Work task. Look over the material below and count the lines that include "views". Give only the total.

▬▬▬

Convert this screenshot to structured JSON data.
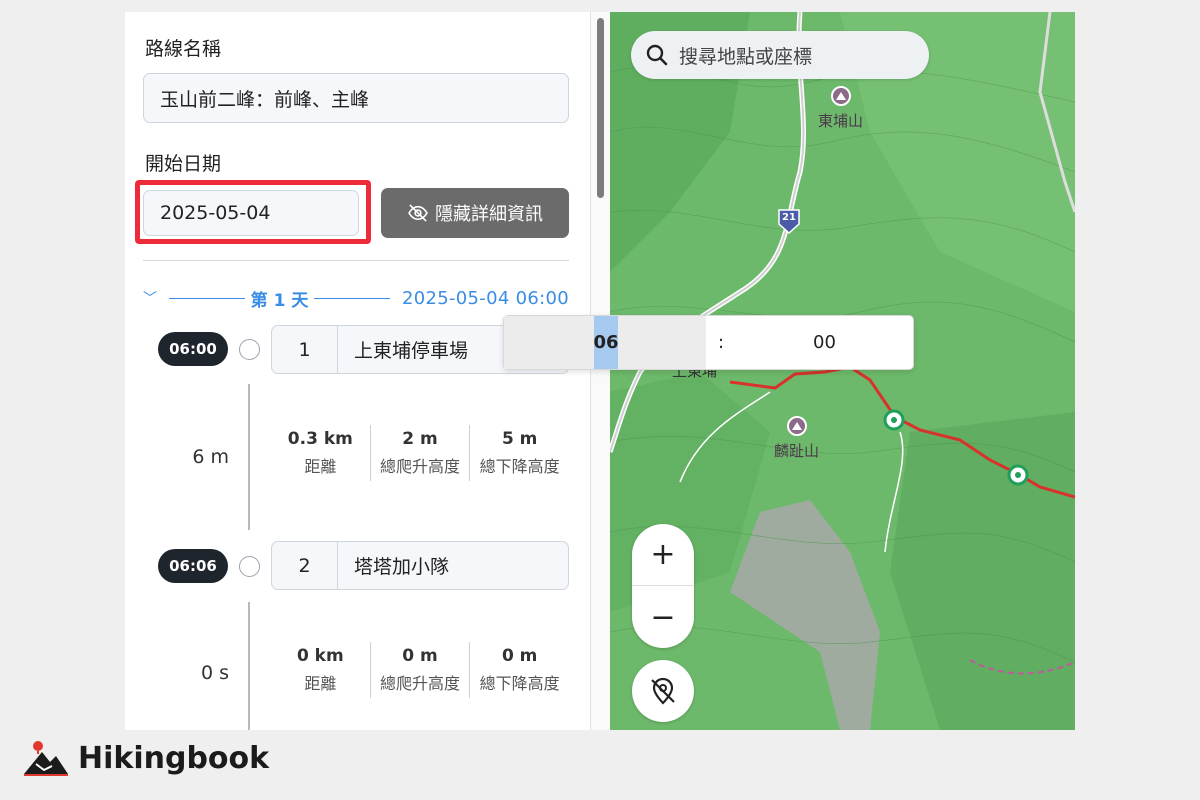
{
  "form": {
    "route_name_label": "路線名稱",
    "route_name_value": "玉山前二峰：前峰、主峰",
    "start_date_label": "開始日期",
    "start_date_value": "2025-05-04",
    "hide_details_label": "隱藏詳細資訊"
  },
  "day": {
    "label": "第 1 天",
    "datetime": "2025-05-04 06:00"
  },
  "waypoints": [
    {
      "time": "06:00",
      "num": "1",
      "name": "上東埔停車場"
    },
    {
      "time": "06:06",
      "num": "2",
      "name": "塔塔加小隊"
    }
  ],
  "segments": [
    {
      "duration": "6 m",
      "distance": "0.3 km",
      "ascent": "2 m",
      "descent": "5 m"
    },
    {
      "duration": "0 s",
      "distance": "0 km",
      "ascent": "0 m",
      "descent": "0 m"
    }
  ],
  "stat_labels": {
    "distance": "距離",
    "ascent": "總爬升高度",
    "descent": "總下降高度"
  },
  "time_picker": {
    "hour": "06",
    "separator": ":",
    "minute": "00"
  },
  "map": {
    "search_placeholder": "搜尋地點或座標",
    "peak_1": "東埔山",
    "peak_2": "麟趾山",
    "place_fragment": "上東埔",
    "road_number": "21",
    "zoom_in": "+",
    "zoom_out": "−"
  },
  "brand": {
    "name": "Hikingbook"
  },
  "colors": {
    "accent_blue": "#3a8de4",
    "highlight_red": "#ee2b3b",
    "route_red": "#d9312b",
    "waypoint_green": "#1fa05a"
  }
}
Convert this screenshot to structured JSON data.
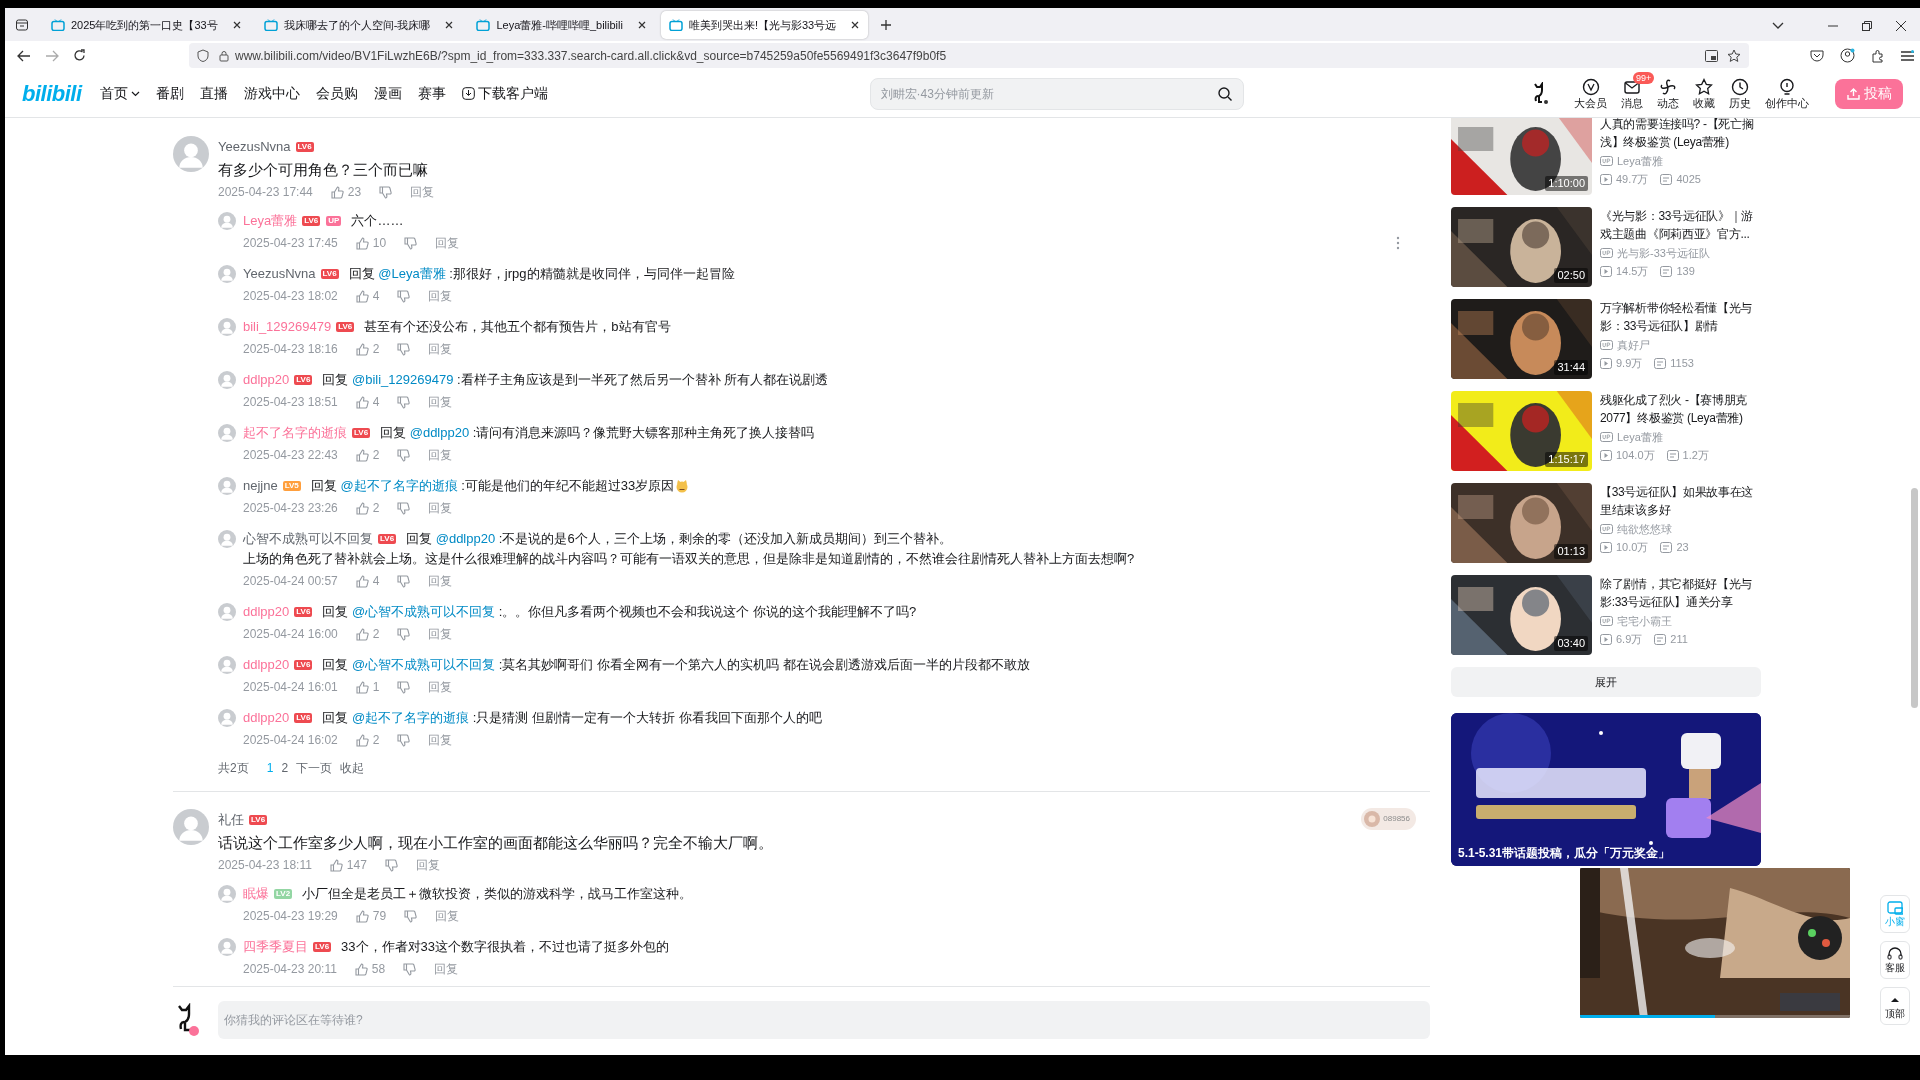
{
  "browser": {
    "tabs": [
      {
        "title": "2025年吃到的第一口史【33号",
        "selected": false
      },
      {
        "title": "我床哪去了的个人空间-我床哪",
        "selected": false
      },
      {
        "title": "Leya蕾雅-哔哩哔哩_bilibili",
        "selected": false
      },
      {
        "title": "唯美到哭出来!【光与影33号远",
        "selected": true
      }
    ],
    "url": "www.bilibili.com/video/BV1FiLwzhE6B/?spm_id_from=333.337.search-card.all.click&vd_source=b745259a50fe5569491f3c3647f9b0f5"
  },
  "header": {
    "logo": "bilibili",
    "nav": [
      {
        "label": "首页",
        "kind": "dropdown"
      },
      {
        "label": "番剧",
        "kind": "link"
      },
      {
        "label": "直播",
        "kind": "link"
      },
      {
        "label": "游戏中心",
        "kind": "link"
      },
      {
        "label": "会员购",
        "kind": "link"
      },
      {
        "label": "漫画",
        "kind": "link"
      },
      {
        "label": "赛事",
        "kind": "link"
      },
      {
        "label": "下载客户端",
        "kind": "download"
      }
    ],
    "search": {
      "placeholder": "刘畊宏·43分钟前更新"
    },
    "actions": [
      {
        "label": "大会员",
        "kind": "vip"
      },
      {
        "label": "消息",
        "kind": "message",
        "badge": "99+"
      },
      {
        "label": "动态",
        "kind": "dynamic"
      },
      {
        "label": "收藏",
        "kind": "favorite"
      },
      {
        "label": "历史",
        "kind": "history"
      },
      {
        "label": "创作中心",
        "kind": "creator"
      }
    ],
    "upload": "投稿"
  },
  "threads": [
    {
      "name": "YeezusNvna",
      "level": "LV6",
      "vip": false,
      "text": "有多少个可用角色？三个而已嘛",
      "time": "2025-04-23 17:44",
      "likes": "23",
      "action": "回复",
      "replies": [
        {
          "name": "Leya蕾雅",
          "level": "LV6",
          "vip": true,
          "up_badge": "UP",
          "text": "六个……",
          "time": "2025-04-23 17:45",
          "likes": "10",
          "action": "回复",
          "more_menu": true
        },
        {
          "name": "YeezusNvna",
          "level": "LV6",
          "vip": false,
          "prefix": "回复",
          "mention": "@Leya蕾雅",
          "text": ":那很好，jrpg的精髓就是收同伴，与同伴一起冒险",
          "time": "2025-04-23 18:02",
          "likes": "4",
          "action": "回复"
        },
        {
          "name": "bili_129269479",
          "level": "LV6",
          "vip": true,
          "text": "甚至有个还没公布，其他五个都有预告片，b站有官号",
          "time": "2025-04-23 18:16",
          "likes": "2",
          "action": "回复"
        },
        {
          "name": "ddlpp20",
          "level": "LV6",
          "vip": true,
          "prefix": "回复",
          "mention": "@bili_129269479",
          "text": ":看样子主角应该是到一半死了然后另一个替补 所有人都在说剧透",
          "time": "2025-04-23 18:51",
          "likes": "4",
          "action": "回复"
        },
        {
          "name": "起不了名字的逝痕",
          "level": "LV6",
          "vip": true,
          "prefix": "回复",
          "mention": "@ddlpp20",
          "text": ":请问有消息来源吗？像荒野大镖客那种主角死了换人接替吗",
          "time": "2025-04-23 22:43",
          "likes": "2",
          "action": "回复"
        },
        {
          "name": "nejjne",
          "level": "LV5",
          "vip": false,
          "prefix": "回复",
          "mention": "@起不了名字的逝痕",
          "text": ":可能是他们的年纪不能超过33岁原因",
          "emoji": true,
          "time": "2025-04-23 23:26",
          "likes": "2",
          "action": "回复"
        },
        {
          "name": "心智不成熟可以不回复",
          "level": "LV6",
          "vip": false,
          "prefix": "回复",
          "mention": "@ddlpp20",
          "text": ":不是说的是6个人，三个上场，剩余的零（还没加入新成员期间）到三个替补。",
          "continuation": "上场的角色死了替补就会上场。这是什么很难理解的战斗内容吗？可能有一语双关的意思，但是除非是知道剧情的，不然谁会往剧情死人替补上方面去想啊?",
          "time": "2025-04-24 00:57",
          "likes": "4",
          "action": "回复"
        },
        {
          "name": "ddlpp20",
          "level": "LV6",
          "vip": true,
          "prefix": "回复",
          "mention": "@心智不成熟可以不回复",
          "text": ":。。你但凡多看两个视频也不会和我说这个 你说的这个我能理解不了吗?",
          "time": "2025-04-24 16:00",
          "likes": "2",
          "action": "回复"
        },
        {
          "name": "ddlpp20",
          "level": "LV6",
          "vip": true,
          "prefix": "回复",
          "mention": "@心智不成熟可以不回复",
          "text": ":莫名其妙啊哥们 你看全网有一个第六人的实机吗 都在说会剧透游戏后面一半的片段都不敢放",
          "time": "2025-04-24 16:01",
          "likes": "1",
          "action": "回复"
        },
        {
          "name": "ddlpp20",
          "level": "LV6",
          "vip": true,
          "prefix": "回复",
          "mention": "@起不了名字的逝痕",
          "text": ":只是猜测 但剧情一定有一个大转折 你看我回下面那个人的吧",
          "time": "2025-04-24 16:02",
          "likes": "2",
          "action": "回复"
        }
      ],
      "pager": {
        "total": "共2页",
        "pages": [
          {
            "label": "1",
            "selected": true
          },
          {
            "label": "2",
            "selected": false
          }
        ],
        "next": "下一页",
        "collapse": "收起"
      }
    },
    {
      "name": "礼任",
      "level": "LV6",
      "vip": false,
      "text": "话说这个工作室多少人啊，现在小工作室的画面都能这么华丽吗？完全不输大厂啊。",
      "time": "2025-04-23 18:11",
      "likes": "147",
      "action": "回复",
      "decoration": "089856",
      "replies": [
        {
          "name": "眠爆",
          "level": "LV2",
          "vip": true,
          "text": "小厂但全是老员工＋微软投资，类似的游戏科学，战马工作室这种。",
          "time": "2025-04-23 19:29",
          "likes": "79",
          "action": "回复"
        },
        {
          "name": "四季季夏目",
          "level": "LV6",
          "vip": true,
          "text": "33个，作者对33这个数字很执着，不过也请了挺多外包的",
          "time": "2025-04-23 20:11",
          "likes": "58",
          "action": "回复"
        }
      ]
    }
  ],
  "comment_box": {
    "placeholder": "你猜我的评论区在等待谁?"
  },
  "recommendations": [
    {
      "title": "人真的需要连接吗? -【死亡搁浅】终极鉴赏 (Leya蕾雅)",
      "duration": "1:10:00",
      "up": "Leya蕾雅",
      "views": "49.7万",
      "danmaku": "4025"
    },
    {
      "title": "《光与影：33号远征队》｜游戏主题曲《阿莉西亚》官方...",
      "duration": "02:50",
      "up": "光与影-33号远征队",
      "views": "14.5万",
      "danmaku": "139"
    },
    {
      "title": "万字解析带你轻松看懂【光与影：33号远征队】剧情",
      "duration": "31:44",
      "up": "真好尸",
      "views": "9.9万",
      "danmaku": "1153"
    },
    {
      "title": "残躯化成了烈火 -【赛博朋克2077】终极鉴赏 (Leya蕾雅)",
      "duration": "1:15:17",
      "up": "Leya蕾雅",
      "views": "104.0万",
      "danmaku": "1.2万"
    },
    {
      "title": "【33号远征队】如果故事在这里结束该多好",
      "duration": "01:13",
      "up": "纯欲悠悠球",
      "views": "10.0万",
      "danmaku": "23"
    },
    {
      "title": "除了剧情，其它都挺好【光与影:33号远征队】通关分享",
      "duration": "03:40",
      "up": "宅宅小霸王",
      "views": "6.9万",
      "danmaku": "211"
    }
  ],
  "expand": "展开",
  "ad": {
    "caption": "5.1-5.31带话题投稿，瓜分「万元奖金」"
  },
  "mini_player": {
    "progress": {
      "level": 0.5
    }
  },
  "floats": [
    {
      "label": "小窗",
      "kind": "mini",
      "on": true
    },
    {
      "label": "客服",
      "kind": "support",
      "on": false
    },
    {
      "label": "顶部",
      "kind": "top",
      "on": false
    }
  ]
}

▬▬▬

Written response. 6